Also, paid sick leave is a benefit that is meant to apply equally to all staff. Allowing donation of accruals to specific fellow staff members would mean that those staff who have more interaction with colleagues would stand to benefit to a greater degree than do those employees who work in smaller groups or otherwise happen not to know as many potential donors. If we say we'll avoid that problem by instead allowing employees to donate to a central pool, disparities would again arise, this time between those who are ill, when the pool happens to be full, and those who are ill when the pool has gotten low.
Vanderbilt offers two disability insurance plans for staff — a voluntary short-term plan and a mandatory long-term plan. These plans, which pick up where paid sick leave stops, allow staff to protect against loss of future income due to sickness. Full-time staff are offered short-term disability insurance at a low group rate negotiated by Vanderbilt. After one year of service, eligible employees are enrolled in a long-term disability plan, with Vanderbilt picking up the cost for the first $24,000 of salary coverage.
The 2010-2011 Staff Life Committee investigated this issue again and filed their report entitled Sick Bank Report.

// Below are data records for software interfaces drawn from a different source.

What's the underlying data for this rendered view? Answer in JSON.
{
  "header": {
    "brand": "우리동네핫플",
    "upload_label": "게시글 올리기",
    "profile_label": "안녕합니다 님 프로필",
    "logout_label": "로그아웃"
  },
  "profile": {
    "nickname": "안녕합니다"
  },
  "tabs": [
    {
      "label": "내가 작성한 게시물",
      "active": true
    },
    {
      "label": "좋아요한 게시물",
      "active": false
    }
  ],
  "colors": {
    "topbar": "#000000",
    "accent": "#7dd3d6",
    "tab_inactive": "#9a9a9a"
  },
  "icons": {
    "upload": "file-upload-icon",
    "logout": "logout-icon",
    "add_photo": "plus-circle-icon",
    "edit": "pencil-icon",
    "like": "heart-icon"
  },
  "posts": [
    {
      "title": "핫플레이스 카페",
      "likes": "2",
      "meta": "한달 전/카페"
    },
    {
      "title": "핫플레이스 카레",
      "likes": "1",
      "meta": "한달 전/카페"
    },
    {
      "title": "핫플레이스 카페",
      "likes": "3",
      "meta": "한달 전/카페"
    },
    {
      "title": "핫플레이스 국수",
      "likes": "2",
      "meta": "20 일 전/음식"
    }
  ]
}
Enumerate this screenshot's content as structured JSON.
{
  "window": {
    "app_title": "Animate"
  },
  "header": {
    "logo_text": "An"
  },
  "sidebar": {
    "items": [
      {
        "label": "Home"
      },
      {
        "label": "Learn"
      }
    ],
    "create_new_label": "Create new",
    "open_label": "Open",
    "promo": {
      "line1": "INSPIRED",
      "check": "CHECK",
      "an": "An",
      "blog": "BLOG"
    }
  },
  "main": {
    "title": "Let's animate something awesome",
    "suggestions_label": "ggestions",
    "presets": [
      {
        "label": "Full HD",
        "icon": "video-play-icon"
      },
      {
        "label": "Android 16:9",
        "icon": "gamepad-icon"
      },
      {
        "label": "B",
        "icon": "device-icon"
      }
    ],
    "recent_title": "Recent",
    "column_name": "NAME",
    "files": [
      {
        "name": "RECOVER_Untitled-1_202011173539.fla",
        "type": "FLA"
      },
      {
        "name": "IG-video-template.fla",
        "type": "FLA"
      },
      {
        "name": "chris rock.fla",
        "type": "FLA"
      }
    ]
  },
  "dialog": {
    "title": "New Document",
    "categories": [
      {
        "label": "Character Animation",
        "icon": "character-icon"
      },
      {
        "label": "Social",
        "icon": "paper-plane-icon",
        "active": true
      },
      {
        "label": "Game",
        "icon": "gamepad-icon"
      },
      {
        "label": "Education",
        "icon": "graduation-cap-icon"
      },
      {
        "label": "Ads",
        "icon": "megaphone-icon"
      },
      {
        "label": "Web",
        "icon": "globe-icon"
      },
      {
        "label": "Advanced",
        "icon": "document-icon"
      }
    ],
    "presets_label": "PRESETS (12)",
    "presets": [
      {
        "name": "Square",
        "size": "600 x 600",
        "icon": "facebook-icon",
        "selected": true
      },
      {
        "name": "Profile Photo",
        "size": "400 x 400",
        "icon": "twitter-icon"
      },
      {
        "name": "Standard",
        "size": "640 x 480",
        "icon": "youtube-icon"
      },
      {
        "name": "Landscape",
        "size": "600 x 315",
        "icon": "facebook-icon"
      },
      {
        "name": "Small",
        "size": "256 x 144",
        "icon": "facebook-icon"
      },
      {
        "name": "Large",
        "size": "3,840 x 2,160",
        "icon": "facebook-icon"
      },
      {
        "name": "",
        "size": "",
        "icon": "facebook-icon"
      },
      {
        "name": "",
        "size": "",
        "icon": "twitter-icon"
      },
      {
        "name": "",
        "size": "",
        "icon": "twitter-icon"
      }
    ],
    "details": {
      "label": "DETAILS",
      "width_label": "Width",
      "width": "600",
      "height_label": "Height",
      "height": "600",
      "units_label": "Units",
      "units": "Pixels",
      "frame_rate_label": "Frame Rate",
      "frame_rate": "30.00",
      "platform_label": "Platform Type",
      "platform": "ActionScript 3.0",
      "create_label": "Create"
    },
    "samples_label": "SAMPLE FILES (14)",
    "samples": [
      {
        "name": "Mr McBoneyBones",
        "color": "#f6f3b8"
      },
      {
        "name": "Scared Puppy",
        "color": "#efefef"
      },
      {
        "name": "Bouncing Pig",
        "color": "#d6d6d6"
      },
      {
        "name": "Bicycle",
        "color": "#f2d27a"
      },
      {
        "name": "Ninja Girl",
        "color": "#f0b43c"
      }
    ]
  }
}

For more information about disability insurance, see the HR Web site at http://hr.vanderbilt.edu/benefits/benefitspackage.htm.
9. What is the staff hardship fund?
The Faculty/Staff Hardship Fund was established in 1994 to financially assist Vanderbilt faculty and staff employed at Vanderbilt for over a year who are experiencing a temporary hardship due to an emergent event (the death of a loved one, a fire, an acute illness keeping us from work, etc).
The Vanderbilt Hardship Fund is funded by faculty and staff donations and matched by the Fringe Benefit Fund. A Committee of Vanderbilt employees volunteer their time to review the applications weekly and match them with the established criteria so that the approval or denial of requests is consistent. The program is administered through the Work/Life Connections EAP program. Work/Life Connections-EAP counselors serve as a liaison between the applicant and the Committee.
To apply for an award from the Fund, a faculty/staff member would schedule an appointment with a Work/Life Connections - EAP counselor (call (615) 936-1327) who will advise as to eligibility for the Fund and/or potential community resources. Awards are subject to payroll tax.
For more information, visit: http://www.vanderbilt.edu/HRS/wellness/wlccshf.html
10. Why do we have to pay for parking?
Traffic and Parking is a self-supported auxiliary that is funded primarily through permit revenues. Permit fees are used to cover daily operational expenses, garage and lot maintenance, the replacement of vehicles and equipment, the creation of new parking spaces and the administration of parking regulations.
11. Why have annual parking fees been raised?
1. Fees were not raised during the years that salaries and wages remained flat, but during that time the cost to maintain the parking spaces rose steadily with the price of oil. (Traffic and Parking is not subsidized, it is a break-even operation.)
2. Much of our parking is now in garages rather than in surface lots and garages are much more costly to maintain.
3. The initial building costs are greater for garages.
12. What are some alternatives to annual parking fees?
Several alternatives to annual parking fees exist.
1. Parking is free in the Chestnut Street lot with shuttle service to MCN every fifteen minutes.
2. Vanderbilt offers free MTA bus service.
3. The Music City Star and RTA service are subsidized and there is shuttle service to campus.
4. Zipcars and WeCars are available for employee needs during the day.
5. Free emergency rides home
6. Vanpools and Carpools
7. New $5 hang tags are available for occasional parking by those who use alternate transportation.
Go to http://www.vanderbilt.edu/traffic_parking/alternative-transportation.php for more details.